Input records section start

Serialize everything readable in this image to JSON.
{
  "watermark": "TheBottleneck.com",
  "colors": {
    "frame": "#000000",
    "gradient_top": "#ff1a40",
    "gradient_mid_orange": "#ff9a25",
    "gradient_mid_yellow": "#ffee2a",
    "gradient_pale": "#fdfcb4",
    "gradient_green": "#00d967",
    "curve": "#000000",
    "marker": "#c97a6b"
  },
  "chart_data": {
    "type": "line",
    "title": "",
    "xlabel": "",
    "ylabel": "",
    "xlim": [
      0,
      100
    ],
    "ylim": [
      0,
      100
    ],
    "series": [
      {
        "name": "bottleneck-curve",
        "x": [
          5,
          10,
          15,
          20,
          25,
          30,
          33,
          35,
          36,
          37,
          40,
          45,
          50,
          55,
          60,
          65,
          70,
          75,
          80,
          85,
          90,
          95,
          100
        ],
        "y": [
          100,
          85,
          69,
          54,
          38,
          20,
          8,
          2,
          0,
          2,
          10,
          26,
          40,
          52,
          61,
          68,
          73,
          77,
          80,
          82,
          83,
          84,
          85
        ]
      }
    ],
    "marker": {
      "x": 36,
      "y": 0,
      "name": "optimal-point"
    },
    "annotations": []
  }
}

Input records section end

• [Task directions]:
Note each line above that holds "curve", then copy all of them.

• [Exercise solution]:
    "curve": "#000000",
        "name": "bottleneck-curve",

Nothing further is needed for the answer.